A routine horseback patrol through the wooded expanses of upstate New York leading to a shocking discovery by Cadets Becker, Bishop, Cricke, Poe and Taylor, a man tied to an arrangement of branches and sliced open, astonishingly still alive, he gasps a single word before he dies – “Raven.” The nearest settlement named Raven’s Hollow, it is the obvious place for the five men to begin their investigation.
The townsfolk disinterested, claiming first to have no knowledge of the man then saying he was a stranger who passed through the town briefly, they seem unbothered that the murderer might be among them. Poe observant and analytical, despite their attempts to dissuade him he will not let go of the mystery, seeking answers from the tight-mouthed villagers on the apparition which haunts Raven’s Hollow.
Marvel having built a towering empire on origin stories, it is rare for literary figures to receive the same treatment, Shakespeare in Love and the Russian supernatural television series Gogol being rare exceptions, but director Christopher Hatton’s sojourn in the misty outpost of Raven’s Hollow is of a lesser calibre, Edgar Allan Poe’s Tales of Mystery and Imagination requiring no prompting from demonic visitations.
Poe played with a nervous hesitation by William Moseley, the townsfolk of Raven’s Hollow are led by sour-faced Elizabet Ingram (Outcast’s Kate Dickie), her equally petulant daughter Charlotte (Love and Monsters’ Melanie Zanetti) who blows hot and cold as the wind changes, Doctor Garrett (Andor’s David Hayman), unwilling to commit to any opinion of value in the investigation, and gravedigger Daniel Clay (Callum McGowan) whose father survived an encounter which left him a fearful opium addicted wreck.
Recognising from the first that the villagers are “secretive and brooding,” that established Poe’s investigation fails to progress effectively, the performances weighed down by the bland dialogue of the script by Hutton and Chuck Reeves which develops neither character nor plot with alacrity, the Cadets disengaged from any sense of danger even as disappearances occur within their own ranks.
Filmed principally in Latvia, the principal selling point of the film is the location, the misty fields and forests and the tall wooden buildings which form the township, but the vague atmosphere is insufficient to distract from digital effects poorly rendered and inserted, Dickie’s preposterous Lily Munster wig or a story which fundamentally has no desire to be told, the silence preferred by the inhabitants of Raven’s Hollow perhaps wise in the circumstances.

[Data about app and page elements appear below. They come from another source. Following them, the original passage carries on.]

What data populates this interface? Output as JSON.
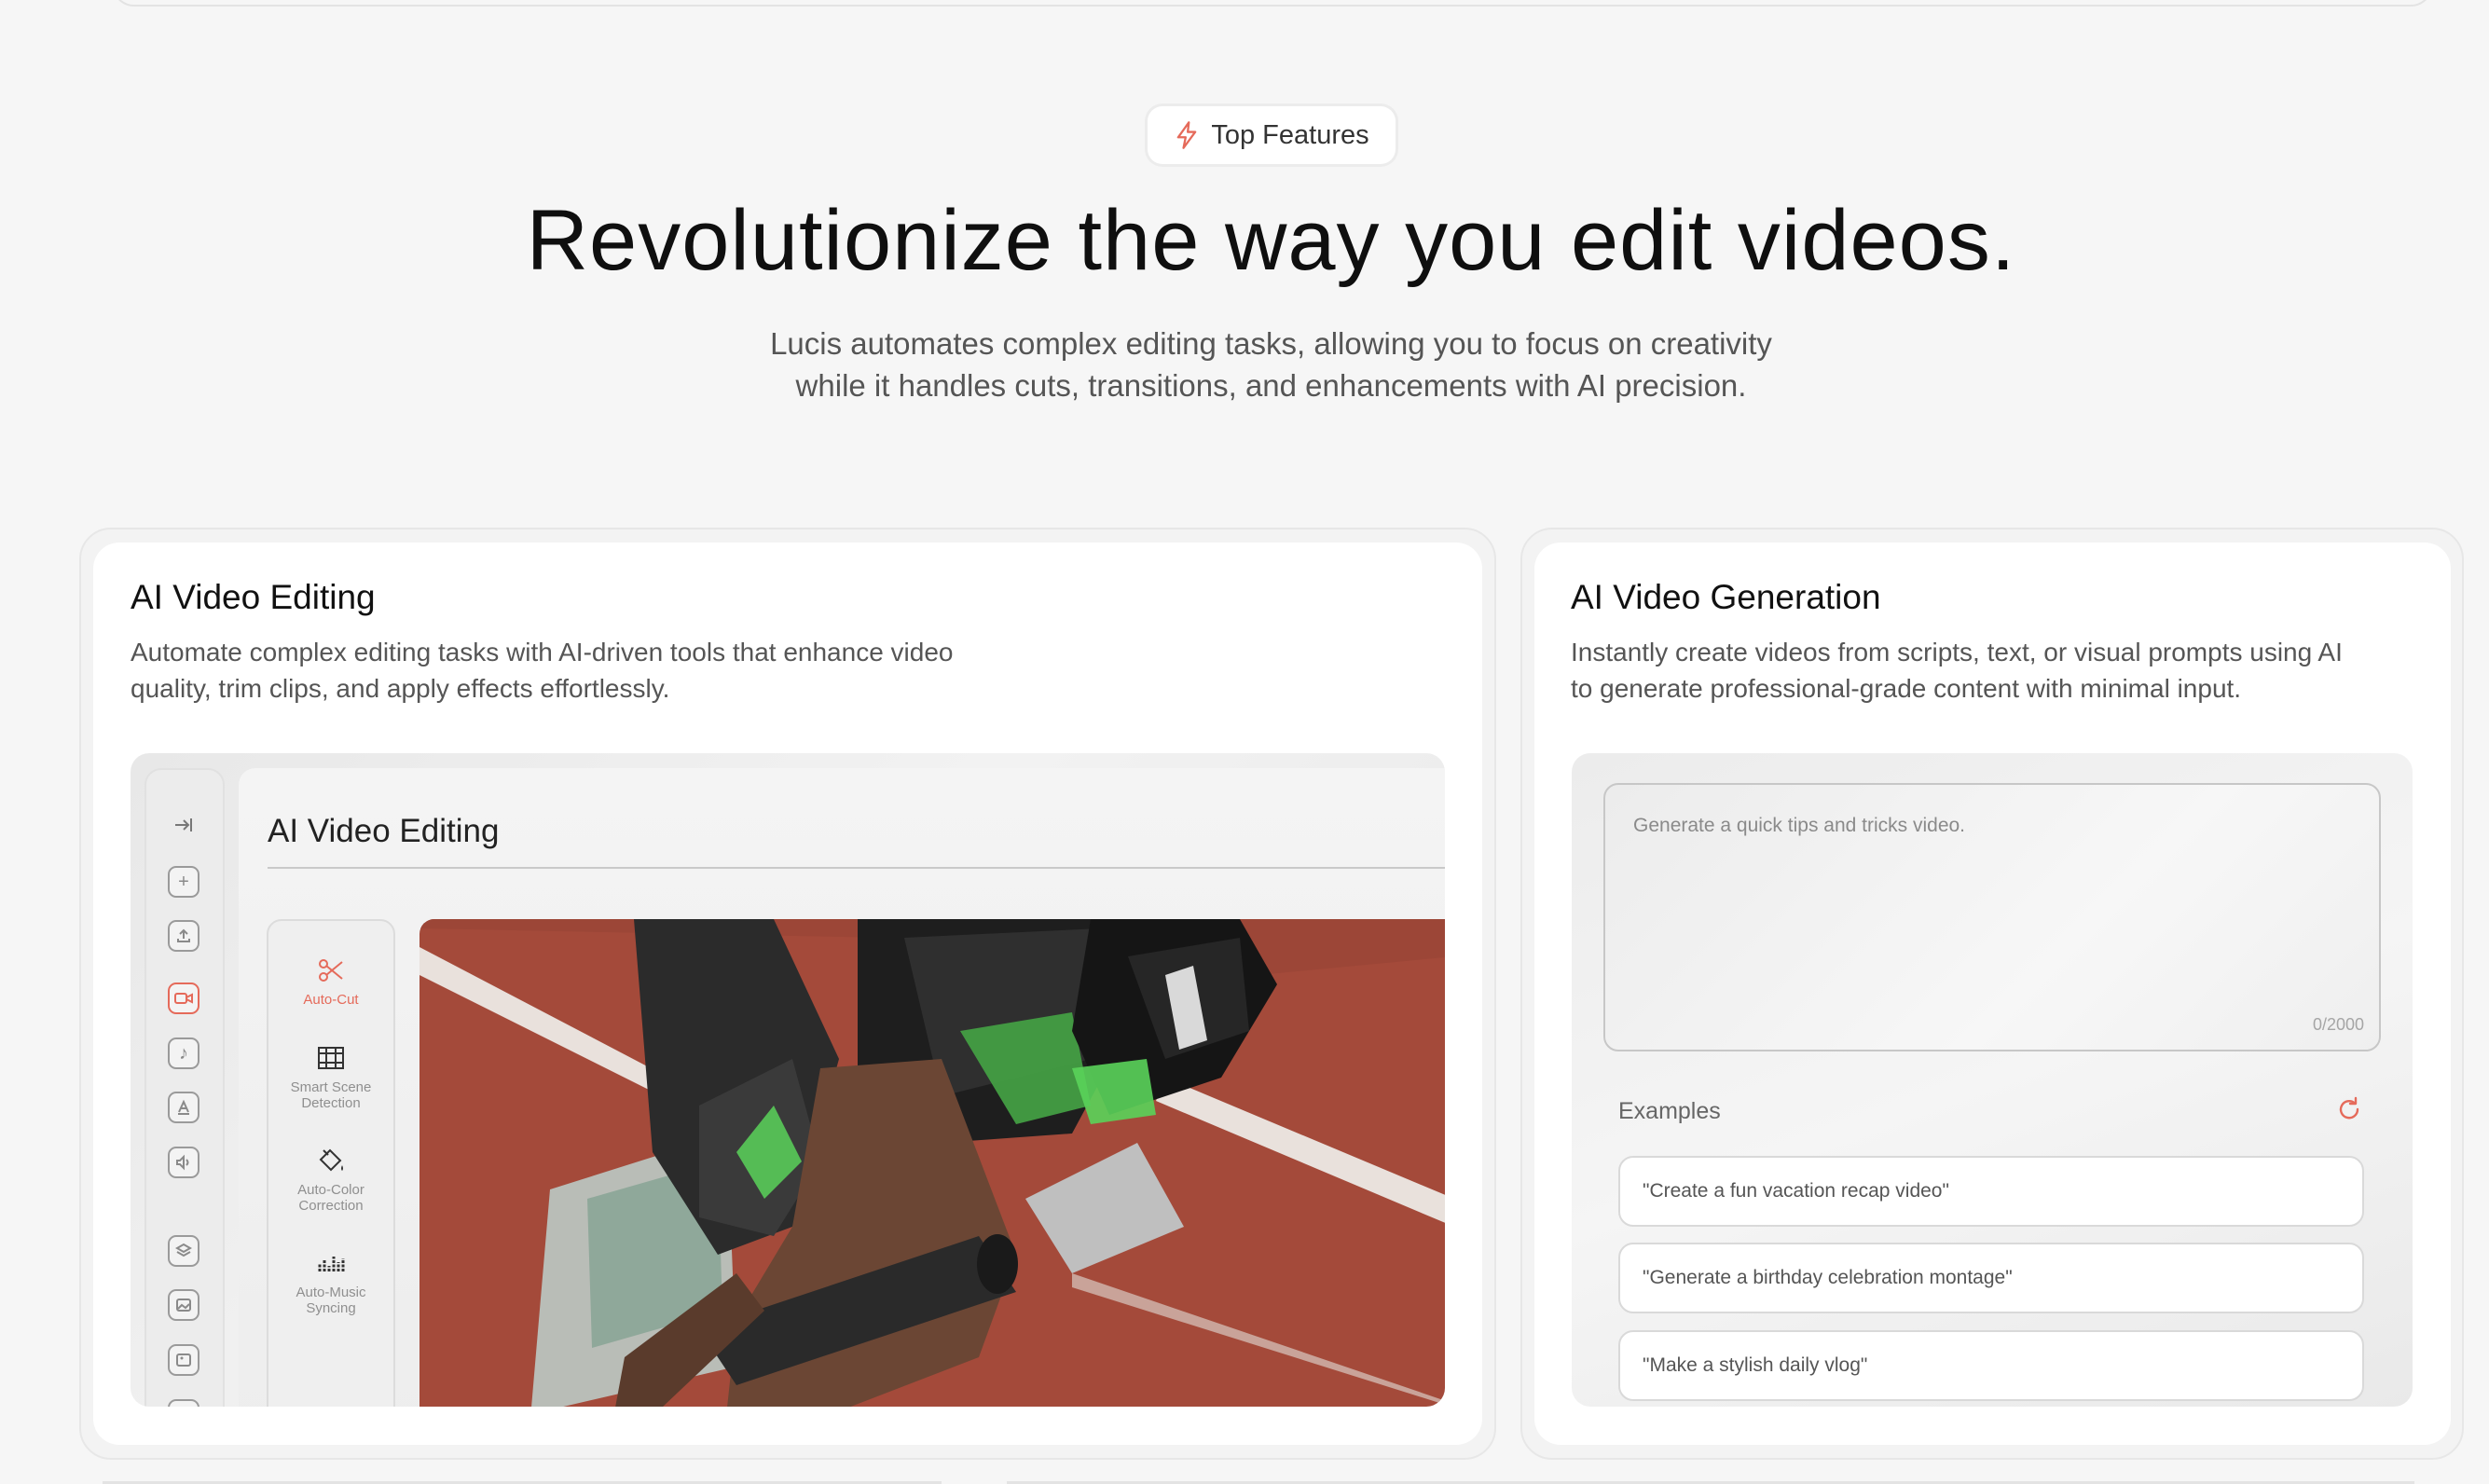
{
  "badge": {
    "label": "Top Features",
    "icon": "lightning-icon",
    "icon_color": "#e56a5a"
  },
  "hero": {
    "title": "Revolutionize the way you edit videos.",
    "subtitle_line1": "Lucis automates complex editing tasks, allowing you to focus on creativity",
    "subtitle_line2": "while it handles cuts, transitions, and enhancements with AI precision."
  },
  "editing_card": {
    "title": "AI Video Editing",
    "desc_line1": "Automate complex editing tasks with AI-driven tools that enhance video",
    "desc_line2": "quality, trim clips, and apply effects effortlessly.",
    "editor": {
      "title": "AI Video Editing",
      "rail_icons": [
        "collapse-icon",
        "plus-icon",
        "upload-icon",
        "video-icon",
        "music-icon",
        "text-icon",
        "audio-icon",
        "layers-icon",
        "image-icon",
        "gallery-icon"
      ],
      "active_rail": "video-icon",
      "tools": [
        {
          "line1": "Auto-Cut",
          "line2": "",
          "icon": "scissors-icon",
          "active": true
        },
        {
          "line1": "Smart Scene",
          "line2": "Detection",
          "icon": "film-grid-icon",
          "active": false
        },
        {
          "line1": "Auto-Color",
          "line2": "Correction",
          "icon": "paint-bucket-icon",
          "active": false
        },
        {
          "line1": "Auto-Music",
          "line2": "Syncing",
          "icon": "equalizer-icon",
          "active": false
        }
      ]
    }
  },
  "generation_card": {
    "title": "AI Video Generation",
    "desc_line1": "Instantly create videos from scripts, text, or visual prompts using AI",
    "desc_line2": "to generate professional-grade content with minimal input.",
    "prompt_placeholder": "Generate a quick tips and tricks video.",
    "prompt_count": "0/2000",
    "examples_label": "Examples",
    "examples": [
      "\"Create a fun vacation recap video\"",
      "\"Generate a birthday celebration montage\"",
      "\"Make a stylish daily vlog\""
    ]
  },
  "colors": {
    "accent": "#e56a5a",
    "background": "#f6f6f6"
  }
}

Raven’s Hollow will be available on Shudder from Thursday 22nd September